The festival launched its OSU event at the Center for Student Leadership and Service in the Ohio Union Tuesday at noon. As part of the last segment of its yearlong satellite tour, the festival is coming to an end of campus-based competitions after its stop at OSU, and is advancing to the grand finale in Hollywood this June.
The MovieFest crew handed out Apple laptops and Panasonic HD video cameras to 35 teams of OSU students from various majors at its event Tuesday. They will collect the equipment and short films from 2 p.m. to 6 p.m. Monday, and screen the top 16 movies from OSU on May 10 at Gateway Film Center, said Nishant Gogna, Campus MovieFest promotions manager.
“Even if you don’t have much experiences in terms of making a film, in terms of technical achievement,” Gogna said. “At the end of the day, my personal advice is all about the story, and how well it can move an audience, and I believe that you don’t need to have any experience at all in filmmaking to really understand how to tell a story, and that’s where true talent shines.”
The average number of teams participating this year in each college is about 70, Gogna said.
“This year it’s a little lower at the Ohio State, and it’s one of the advantages for Ohio State students to have a less pool of competition,” Gogna said. “Your chances of going to Hollywood is obviously much greater statistically.”
As one of the Buckeyes who entered the grand finale last year, McClintock’s short film “Spare Change” won the Campus Best Drama Award at OSU. This year, as the production coordinator of Ohio Union Television, he has been coordinating with the Campus MovieFest to bring it back to OSU since last December.
McClintock said the judge selection process is essentially a random pick. Anyone from OSU can be a judge as long as he or she has an understanding of film in general, regardless of previous film production experience.
“I have a template email that Campus Movie Festival gives to me,” McClintock said. “And I literally just went to different departments’ websites, and found OSU faculty members, shot them an email to see if they would be interested.”

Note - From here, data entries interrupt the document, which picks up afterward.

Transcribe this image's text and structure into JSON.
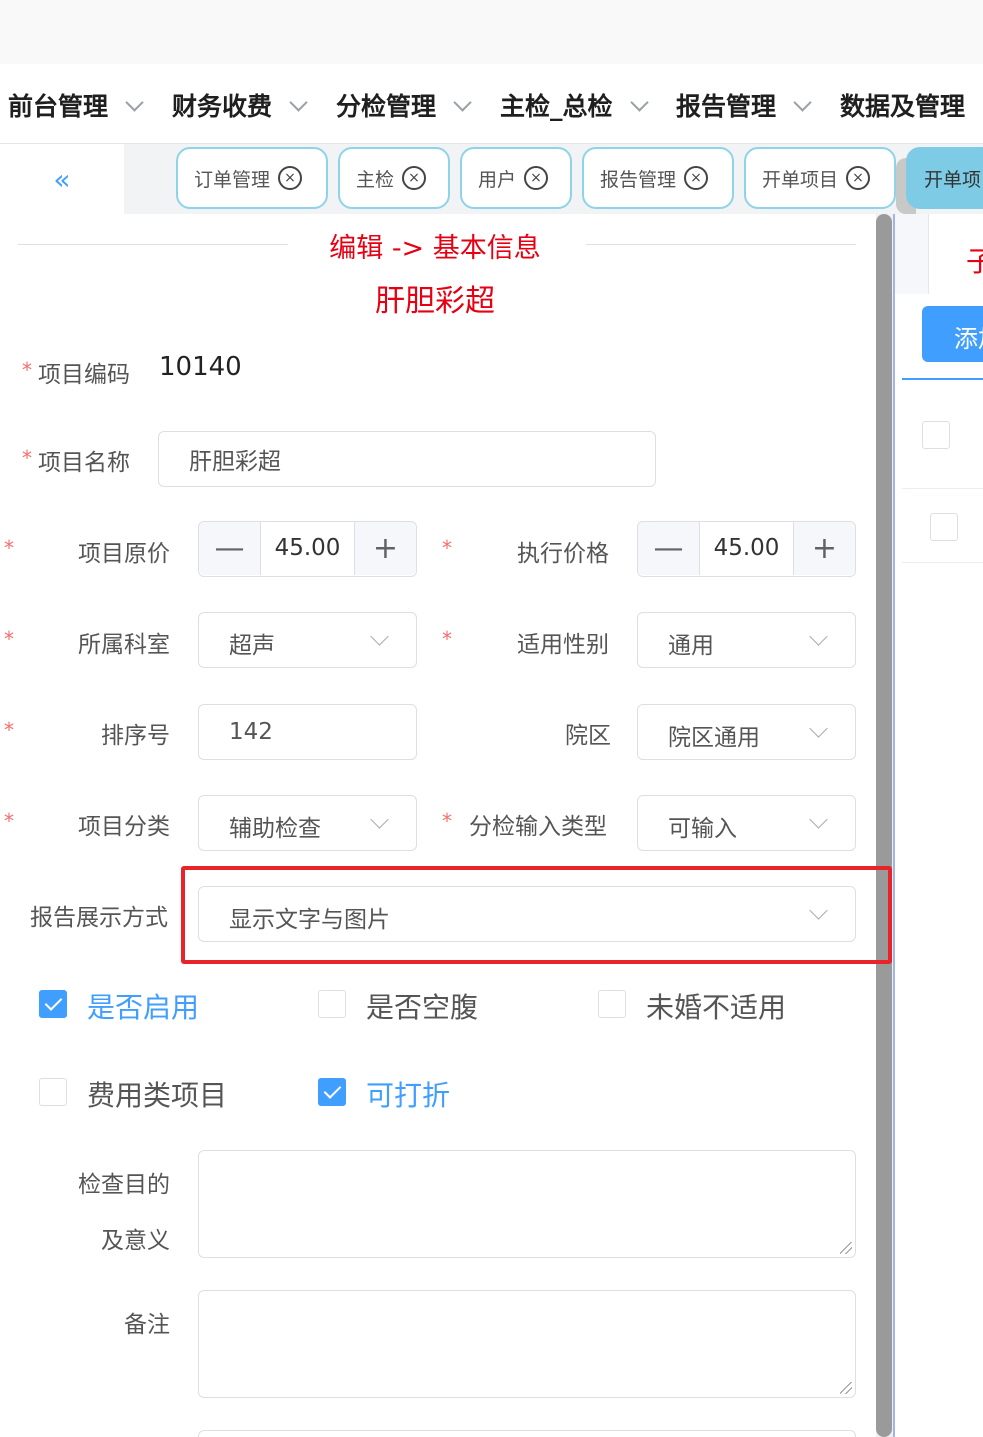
{
  "menu": [
    {
      "label": "前台管理"
    },
    {
      "label": "财务收费"
    },
    {
      "label": "分检管理"
    },
    {
      "label": "主检_总检"
    },
    {
      "label": "报告管理"
    },
    {
      "label": "数据及管理"
    }
  ],
  "tabs": [
    {
      "label": "订单管理"
    },
    {
      "label": "主检"
    },
    {
      "label": "用户"
    },
    {
      "label": "报告管理"
    },
    {
      "label": "开单项目"
    },
    {
      "label": "开单项"
    }
  ],
  "form": {
    "title": "编辑 -> 基本信息",
    "subtitle": "肝胆彩超",
    "code_label": "项目编码",
    "code_value": "10140",
    "name_label": "项目名称",
    "name_value": "肝胆彩超",
    "orig_price_label": "项目原价",
    "orig_price_value": "45.00",
    "exec_price_label": "执行价格",
    "exec_price_value": "45.00",
    "dept_label": "所属科室",
    "dept_value": "超声",
    "gender_label": "适用性别",
    "gender_value": "通用",
    "sort_label": "排序号",
    "sort_value": "142",
    "campus_label": "院区",
    "campus_value": "院区通用",
    "category_label": "项目分类",
    "category_value": "辅助检查",
    "input_type_label": "分检输入类型",
    "input_type_value": "可输入",
    "report_display_label": "报告展示方式",
    "report_display_value": "显示文字与图片",
    "purpose_label_1": "检查目的",
    "purpose_label_2": "及意义",
    "remark_label": "备注",
    "required_mark": "*",
    "minus": "—",
    "plus": "+"
  },
  "checkboxes": [
    {
      "label": "是否启用",
      "checked": true
    },
    {
      "label": "是否空腹",
      "checked": false
    },
    {
      "label": "未婚不适用",
      "checked": false
    },
    {
      "label": "费用类项目",
      "checked": false
    },
    {
      "label": "可打折",
      "checked": true
    }
  ],
  "right_panel": {
    "tab_text": "子",
    "button_label": "添加"
  },
  "icons": {
    "collapse": "«",
    "close": "×"
  },
  "colors": {
    "accent": "#409eff",
    "title_red": "#e60012",
    "highlight_red": "#e8232a",
    "tab_active": "#7ecbe6"
  }
}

McClintock will assemble the student judges by operating a “blanket email.” He plans to email a variety of students, with the first 12 students who respond getting the chance to be the judges.
He said students interested in becoming judges are also welcome to contact him via email.
The CMF Hollywood event is a signature three-day grand finale where celebrities, industry insiders and industry professionals come to join numerous student workshops.
“All the students can showcase their films, network with other professionals as well,” Gogna said. “A lot of students’ careers launch through Campus MovieFest at that event.”
Henry Liu, a second-year in economics, picked up equipment Tuesday and plans to direct and edit his original action/drama short film, which tells a detective story.
“I am somewhat confident,” Liu said. “I think it’s a decent story, and I think I can do a good job with it, just hoping go with the flow.” 

Leave a Reply

Your email address will not be published.